Actress Idina Menzel gives others a dream opportunity
LENOX — For Broadway and TV actress Idina Menzel of “Rent,” “Wicked” and the Fox network’s “Glee,” the dream started in 1982 at the former Camp Olympus in the Catskills, near Monticello, N.Y.
Singing there in “Oliver!” helped steer her toward a career in music and theater.
This summer, at the Belvoir Terrace camp established here in 1954 on an estate built in 1890, she has created similar memories for 31 underprivileged girls from New York City.
During a break in rehearsals this past week, Menzel, 40, called the camp “a culmination of a dream. This is exceeding any expectations that I had.
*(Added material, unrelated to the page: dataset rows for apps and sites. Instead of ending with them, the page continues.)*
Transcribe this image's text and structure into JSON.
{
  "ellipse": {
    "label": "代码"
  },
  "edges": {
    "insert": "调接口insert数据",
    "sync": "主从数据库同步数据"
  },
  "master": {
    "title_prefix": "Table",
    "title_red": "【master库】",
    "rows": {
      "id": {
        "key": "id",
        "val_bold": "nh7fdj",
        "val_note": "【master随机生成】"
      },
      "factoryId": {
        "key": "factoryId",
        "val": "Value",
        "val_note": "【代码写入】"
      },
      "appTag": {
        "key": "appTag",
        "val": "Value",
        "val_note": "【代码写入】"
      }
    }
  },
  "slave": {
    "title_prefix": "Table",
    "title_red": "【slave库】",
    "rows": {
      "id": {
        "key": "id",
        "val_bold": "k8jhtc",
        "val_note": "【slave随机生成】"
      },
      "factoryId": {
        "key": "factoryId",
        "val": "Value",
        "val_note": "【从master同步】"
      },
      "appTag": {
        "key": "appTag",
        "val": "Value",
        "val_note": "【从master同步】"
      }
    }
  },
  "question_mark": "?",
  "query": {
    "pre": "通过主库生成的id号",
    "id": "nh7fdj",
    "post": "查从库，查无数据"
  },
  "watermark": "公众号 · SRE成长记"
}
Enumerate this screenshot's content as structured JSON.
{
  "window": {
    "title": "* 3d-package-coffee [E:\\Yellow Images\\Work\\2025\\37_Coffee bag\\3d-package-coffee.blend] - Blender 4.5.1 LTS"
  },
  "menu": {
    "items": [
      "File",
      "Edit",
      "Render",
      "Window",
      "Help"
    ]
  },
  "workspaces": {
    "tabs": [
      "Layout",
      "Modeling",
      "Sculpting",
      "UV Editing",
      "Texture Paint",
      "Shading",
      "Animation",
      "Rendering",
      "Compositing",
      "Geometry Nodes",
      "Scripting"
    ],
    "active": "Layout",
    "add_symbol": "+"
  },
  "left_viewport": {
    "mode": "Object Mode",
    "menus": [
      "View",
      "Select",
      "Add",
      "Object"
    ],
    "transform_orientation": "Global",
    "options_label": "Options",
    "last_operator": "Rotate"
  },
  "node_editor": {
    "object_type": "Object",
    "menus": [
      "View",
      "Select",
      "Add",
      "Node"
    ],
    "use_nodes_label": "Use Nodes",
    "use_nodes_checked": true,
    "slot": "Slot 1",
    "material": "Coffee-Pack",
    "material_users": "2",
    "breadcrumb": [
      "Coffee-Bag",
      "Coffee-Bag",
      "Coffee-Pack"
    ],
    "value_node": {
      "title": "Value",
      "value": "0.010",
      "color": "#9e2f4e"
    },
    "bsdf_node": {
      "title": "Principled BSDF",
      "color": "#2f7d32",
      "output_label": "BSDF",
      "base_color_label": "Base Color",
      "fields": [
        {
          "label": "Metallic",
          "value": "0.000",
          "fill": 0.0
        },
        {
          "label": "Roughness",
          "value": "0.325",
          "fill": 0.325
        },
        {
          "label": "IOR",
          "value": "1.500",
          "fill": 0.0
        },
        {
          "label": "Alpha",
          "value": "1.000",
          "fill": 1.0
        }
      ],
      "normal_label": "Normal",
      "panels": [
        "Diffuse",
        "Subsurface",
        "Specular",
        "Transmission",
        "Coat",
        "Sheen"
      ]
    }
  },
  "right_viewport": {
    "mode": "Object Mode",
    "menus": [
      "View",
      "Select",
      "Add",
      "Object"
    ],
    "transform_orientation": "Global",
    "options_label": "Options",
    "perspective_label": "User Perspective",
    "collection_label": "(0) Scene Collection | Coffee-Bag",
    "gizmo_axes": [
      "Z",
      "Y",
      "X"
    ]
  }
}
I loved being at summer camp as a kid and knew that I wanted to have a camp of my own one day.”
“As I grew older and had this career, and projects I was associated with have resonated with young audiences, that dream morphed into something that felt closer to a camp for people who wouldn’t necessarily have had the opportunity otherwise,” she added.
Camp BroaderWay, the 10-day project that followed Belvoir Terrace’s regular season, ends today with the girls, about to start seventh grade, now back home to perform a new theatrical work before invited family and friends at Columbia University’s Miller Theater.
Menzel and her husband, actor Taye Diggs of ABC’s “Private Practice,” partnered with the Women’s Leadership Institute and the Harlem Children’s Zone, along with corporate and individual sponsors, to raise funds for the free performing-arts session supported by the BroaderWay Foundation set up last year by the couple.
The actress mentored the students on-site along with Diggs, who taught acting and dancing classes. Menzel and Diggs met during the Broadway run of “Rent.”
The show being performed tonight was created by the students with guidance from Broadway veteran Jeanine Tesori (“Shrek: The Musical”), who composed original music and served as creative director.
Tesori called the campers “incredibly open to the experience .We’re trying to introduce them to a way of thinking and expressing themselves that I hope will serve them well in life.”
She described the participants’ show as a summation “of their experience at the camp a work by us, about us and for us. The girls are really dictating the way the show will go in a way that they can perform it confidently. It’s not about artifice, it’s about being focused and authentic.”
Menzel stressed that she and Diggs “both recognize how the arts put us on a track in our lives that really helped us become the people we are today. We just wanted to give back. I don’t think I realized how rich the experience would be.
“The girls are also teaching us about the world. When you’re being creative and being vulnerable, you really have to step inside each other’s lives in order to find that empathy and compassion, and to be a true artist.”
Menzel credited her best friend from college, Heather Zuckerman, for partnering with Camp BroaderWay and targeting Belvoir Terrace, with its performing-arts facilities and staff, as “a really perfect fit” for the project.
The actress said she plans to stay in touch with girls, taking them on field trips to Broadway shows. She intends to invite them to return to Camp BroaderWay next summer, along with a new group of younger campers.
“I like to think we’re giving young women an opportunity to find their voice, and that’s what it was for me,” said Menzel. “It took me a long time to figure out my voice. I knew there was something in there, but I didn’t know how to express it or show it to the world.
“I love the idea that they’re spending all day learning that their voice deserves to be heard, and their story deserves to be told. It’s a very empowering thing to do. The idea of feeling that you belong somewhere is very important at their age.”
As for a return to Belvoir Terrace next summer, “If they’ll have us, we’d love to come back,” she said.
For Belvoir Terrace Camp Director Diane Marcus, the project has been “a natural blend of what we offer in the performing and visual arts. It’s worked out really well, and we are definitely open to the prospect of working with Camp Broaderway again.”
Marcus retained her teachers, counselors and other staff from the regular summer season to help create “a meaningful experience for girls who’ve never had the opportunity to be in a supportive environment for theater and the arts.”
“The long-term goal is to make Camp BroaderWay an annual event,” said Menzel, “to learn as much from the Belvoir staff as we can about running a camp, and eventually, one day, to have a property of my own. We have a lot to learn.”